Moving toward preparedness

Each week of the month is dedicated to a specific preparedness-based theme, accompanied by a set of skills that can be used by service members and their families to remain ready for various emergency scenarios.

September is National Preparedness Month, and this year’s overarching theme is “Disasters Don’t Plan Ahead. You Can.” Each week of the month is dedicated to a specific preparedness-based theme, accompanied by a set of skills that can be used by service members and their families to remain ready for various emergency scenarios. (Courtesy Graphic)

SHAW AIR FORCE BASE, S.C. -- September is National Preparedness Month, and this year’s overarching theme, according to www.ready.gov, is “Disasters Don’t Plan Ahead. You Can.”

Each week of the month is dedicated to a specific preparedness-based theme, providing service members and their families the skills needed to remain ready for any emergency scenario that could impact their lives.

The www.ready.gov site states, “the goal of the NPM is to increase the overall number of individuals, families and communities that engage in preparedness actions at home, work, business, school and place of worship.”

The themes for each week are:
– Week 1: Make a plan for yourself, family and friends.
– Week 2: Plan to help your neighbor and community.
– Week 3: Practice and build your plans.
– Week 4: Get involved! Be a part of something bigger.

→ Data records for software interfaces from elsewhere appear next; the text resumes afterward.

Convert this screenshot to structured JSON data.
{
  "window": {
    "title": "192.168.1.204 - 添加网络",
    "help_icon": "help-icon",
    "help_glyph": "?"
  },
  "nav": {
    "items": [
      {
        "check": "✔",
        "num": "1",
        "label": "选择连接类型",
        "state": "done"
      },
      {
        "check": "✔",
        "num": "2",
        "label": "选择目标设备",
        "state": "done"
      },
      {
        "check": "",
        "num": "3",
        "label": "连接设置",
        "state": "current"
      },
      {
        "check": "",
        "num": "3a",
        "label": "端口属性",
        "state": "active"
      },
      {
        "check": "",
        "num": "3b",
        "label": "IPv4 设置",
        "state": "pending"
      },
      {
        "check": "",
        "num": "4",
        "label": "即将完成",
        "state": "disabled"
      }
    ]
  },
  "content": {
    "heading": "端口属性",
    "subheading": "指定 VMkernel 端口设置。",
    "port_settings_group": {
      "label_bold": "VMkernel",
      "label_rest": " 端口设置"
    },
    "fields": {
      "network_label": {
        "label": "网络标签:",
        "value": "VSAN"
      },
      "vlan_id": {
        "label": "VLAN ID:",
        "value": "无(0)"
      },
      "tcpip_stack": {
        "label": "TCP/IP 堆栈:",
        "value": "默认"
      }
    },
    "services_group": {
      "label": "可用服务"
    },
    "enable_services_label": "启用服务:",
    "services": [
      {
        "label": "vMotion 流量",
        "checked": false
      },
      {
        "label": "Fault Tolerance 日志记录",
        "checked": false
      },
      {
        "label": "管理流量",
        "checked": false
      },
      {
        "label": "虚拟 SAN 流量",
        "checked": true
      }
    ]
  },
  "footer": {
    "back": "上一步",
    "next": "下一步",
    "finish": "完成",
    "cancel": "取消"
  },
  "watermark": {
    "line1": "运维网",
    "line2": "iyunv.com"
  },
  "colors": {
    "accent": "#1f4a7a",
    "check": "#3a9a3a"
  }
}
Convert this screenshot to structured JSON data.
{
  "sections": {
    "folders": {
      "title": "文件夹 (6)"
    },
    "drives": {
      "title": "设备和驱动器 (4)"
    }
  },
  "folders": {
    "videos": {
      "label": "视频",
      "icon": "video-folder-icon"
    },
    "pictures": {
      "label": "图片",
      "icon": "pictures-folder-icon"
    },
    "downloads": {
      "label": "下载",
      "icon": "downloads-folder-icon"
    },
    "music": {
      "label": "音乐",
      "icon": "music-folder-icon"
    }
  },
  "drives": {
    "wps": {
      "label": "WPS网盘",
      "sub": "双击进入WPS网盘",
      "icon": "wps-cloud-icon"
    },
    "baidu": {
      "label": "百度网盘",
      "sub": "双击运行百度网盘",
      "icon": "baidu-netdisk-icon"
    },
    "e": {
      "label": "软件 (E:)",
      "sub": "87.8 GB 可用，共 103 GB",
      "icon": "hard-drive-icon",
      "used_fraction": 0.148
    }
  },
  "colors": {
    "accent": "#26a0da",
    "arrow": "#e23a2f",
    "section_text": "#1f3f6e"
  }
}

During week one, families are encouraged to establish an emergency plan, sign up for alerts and warnings in their area, and learn evacuation zones as well as establish an evacuation route.

“Disasters, both man-made and natural, occur with little to no warning,” said Senior Airman Zachary Clement, 20th Civil Engineer Squadron readiness and emergency management journeyman. “When a disaster does happen sometimes you may not be with your family. A game plan can help with communication and avoiding stressful situations.”

The second week is dedicated to assisting neighbors and communities. The information covers the skills needed to assist one’s self and others following natural disasters, and ways to reach out to power companies about utility safety.

Clement also said it is vital to help our neighbors, whether elderly, disabled or young. Additionally, teaming up or pooling resources can help ensure the survival and safety of those affected by natural disasters.

The third week is intended to help families build on the skills gained from the previous weeks.

Through activities such as creating an Emergency Financial First Aid Kit, which consists of steps in establishing an emergency savings account and obtaining property, health and life insurance, families can gain the knowledge on community resources that can further enhance their preparedness.

“It is important to build on one’s preparedness, not only to make their life easier, but also the lives of our emergency and first responders,” said Tech. Sgt. Chonte Thomas, 20th CES emergency management NCO in charge.

The more people build on these skills and practice them with their families, the less hardship they are likely to encounter during an emergency, said Thomas.

According to www.ready.gov, the final week encourages families to spread their knowledge to their community by “being a part of something bigger.”

Being a part of something bigger, is intended to provide families the opportunity to give back and get involved by sharing acquired preparedness knowledge with friends and loved ones.

Disasters can be unpredictable, but service members and their families can take precautions to plan for these events and increase their knowledge on preparedness.